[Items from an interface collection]
——

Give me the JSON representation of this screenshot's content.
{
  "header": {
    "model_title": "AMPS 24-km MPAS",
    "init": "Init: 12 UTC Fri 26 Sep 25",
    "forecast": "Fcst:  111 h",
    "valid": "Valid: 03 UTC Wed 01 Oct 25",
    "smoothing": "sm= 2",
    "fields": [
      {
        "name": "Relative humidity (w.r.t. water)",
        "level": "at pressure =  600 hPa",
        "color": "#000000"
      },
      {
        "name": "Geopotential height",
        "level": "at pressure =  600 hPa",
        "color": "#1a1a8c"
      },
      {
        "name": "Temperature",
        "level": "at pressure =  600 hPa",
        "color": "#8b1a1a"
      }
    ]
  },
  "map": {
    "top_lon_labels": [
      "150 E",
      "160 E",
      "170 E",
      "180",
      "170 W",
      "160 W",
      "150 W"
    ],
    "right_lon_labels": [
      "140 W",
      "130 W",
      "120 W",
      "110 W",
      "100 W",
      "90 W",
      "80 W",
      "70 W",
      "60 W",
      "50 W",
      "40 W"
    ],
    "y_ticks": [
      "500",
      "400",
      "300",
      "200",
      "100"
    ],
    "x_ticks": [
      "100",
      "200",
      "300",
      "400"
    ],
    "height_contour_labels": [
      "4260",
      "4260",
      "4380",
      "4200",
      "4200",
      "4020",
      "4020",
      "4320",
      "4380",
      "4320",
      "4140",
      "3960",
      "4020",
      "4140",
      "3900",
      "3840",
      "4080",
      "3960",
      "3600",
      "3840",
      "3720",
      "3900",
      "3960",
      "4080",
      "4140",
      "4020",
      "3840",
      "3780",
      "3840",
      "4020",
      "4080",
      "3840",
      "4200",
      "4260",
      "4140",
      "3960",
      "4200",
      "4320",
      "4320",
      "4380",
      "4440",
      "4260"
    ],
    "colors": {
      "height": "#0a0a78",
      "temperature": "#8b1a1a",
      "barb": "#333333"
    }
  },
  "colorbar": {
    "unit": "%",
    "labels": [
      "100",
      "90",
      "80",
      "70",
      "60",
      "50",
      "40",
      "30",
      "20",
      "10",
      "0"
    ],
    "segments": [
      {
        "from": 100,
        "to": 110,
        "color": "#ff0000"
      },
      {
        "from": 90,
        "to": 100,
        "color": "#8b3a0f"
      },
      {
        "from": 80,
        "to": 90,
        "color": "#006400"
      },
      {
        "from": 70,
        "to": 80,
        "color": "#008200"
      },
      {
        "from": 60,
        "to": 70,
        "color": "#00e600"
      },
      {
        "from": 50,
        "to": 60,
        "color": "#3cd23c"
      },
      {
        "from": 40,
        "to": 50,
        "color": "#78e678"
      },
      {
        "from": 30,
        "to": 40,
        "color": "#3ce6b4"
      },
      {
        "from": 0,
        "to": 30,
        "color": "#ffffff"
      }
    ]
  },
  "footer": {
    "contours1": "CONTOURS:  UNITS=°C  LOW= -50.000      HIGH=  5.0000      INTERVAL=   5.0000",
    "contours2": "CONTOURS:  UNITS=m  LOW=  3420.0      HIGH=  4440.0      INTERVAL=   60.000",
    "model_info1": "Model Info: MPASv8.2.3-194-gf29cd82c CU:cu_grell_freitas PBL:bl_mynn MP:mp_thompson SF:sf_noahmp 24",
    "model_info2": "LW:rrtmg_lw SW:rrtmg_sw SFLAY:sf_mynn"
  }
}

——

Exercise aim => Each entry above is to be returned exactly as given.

Answer to this task =>
Give me the JSON representation of this screenshot's content.
{
  "header": {
    "model_title": "AMPS 24-km MPAS",
    "init": "Init: 12 UTC Fri 26 Sep 25",
    "forecast": "Fcst:  111 h",
    "valid": "Valid: 03 UTC Wed 01 Oct 25",
    "smoothing": "sm= 2",
    "fields": [
      {
        "name": "Relative humidity (w.r.t. water)",
        "level": "at pressure =  600 hPa",
        "color": "#000000"
      },
      {
        "name": "Geopotential height",
        "level": "at pressure =  600 hPa",
        "color": "#1a1a8c"
      },
      {
        "name": "Temperature",
        "level": "at pressure =  600 hPa",
        "color": "#8b1a1a"
      }
    ]
  },
  "map": {
    "top_lon_labels": [
      "150 E",
      "160 E",
      "170 E",
      "180",
      "170 W",
      "160 W",
      "150 W"
    ],
    "right_lon_labels": [
      "140 W",
      "130 W",
      "120 W",
      "110 W",
      "100 W",
      "90 W",
      "80 W",
      "70 W",
      "60 W",
      "50 W",
      "40 W"
    ],
    "y_ticks": [
      "500",
      "400",
      "300",
      "200",
      "100"
    ],
    "x_ticks": [
      "100",
      "200",
      "300",
      "400"
    ],
    "height_contour_labels": [
      "4260",
      "4260",
      "4380",
      "4200",
      "4200",
      "4020",
      "4020",
      "4320",
      "4380",
      "4320",
      "4140",
      "3960",
      "4020",
      "4140",
      "3900",
      "3840",
      "4080",
      "3960",
      "3600",
      "3840",
      "3720",
      "3900",
      "3960",
      "4080",
      "4140",
      "4020",
      "3840",
      "3780",
      "3840",
      "4020",
      "4080",
      "3840",
      "4200",
      "4260",
      "4140",
      "3960",
      "4200",
      "4320",
      "4320",
      "4380",
      "4440",
      "4260"
    ],
    "colors": {
      "height": "#0a0a78",
      "temperature": "#8b1a1a",
      "barb": "#333333"
    }
  },
  "colorbar": {
    "unit": "%",
    "labels": [
      "100",
      "90",
      "80",
      "70",
      "60",
      "50",
      "40",
      "30",
      "20",
      "10",
      "0"
    ],
    "segments": [
      {
        "from": 100,
        "to": 110,
        "color": "#ff0000"
      },
      {
        "from": 90,
        "to": 100,
        "color": "#8b3a0f"
      },
      {
        "from": 80,
        "to": 90,
        "color": "#006400"
      },
      {
        "from": 70,
        "to": 80,
        "color": "#008200"
      },
      {
        "from": 60,
        "to": 70,
        "color": "#00e600"
      },
      {
        "from": 50,
        "to": 60,
        "color": "#3cd23c"
      },
      {
        "from": 40,
        "to": 50,
        "color": "#78e678"
      },
      {
        "from": 30,
        "to": 40,
        "color": "#3ce6b4"
      },
      {
        "from": 0,
        "to": 30,
        "color": "#ffffff"
      }
    ]
  },
  "footer": {
    "contours1": "CONTOURS:  UNITS=°C  LOW= -50.000      HIGH=  5.0000      INTERVAL=   5.0000",
    "contours2": "CONTOURS:  UNITS=m  LOW=  3420.0      HIGH=  4440.0      INTERVAL=   60.000",
    "model_info1": "Model Info: MPASv8.2.3-194-gf29cd82c CU:cu_grell_freitas PBL:bl_mynn MP:mp_thompson SF:sf_noahmp 24",
    "model_info2": "LW:rrtmg_lw SW:rrtmg_sw SFLAY:sf_mynn"
  }
}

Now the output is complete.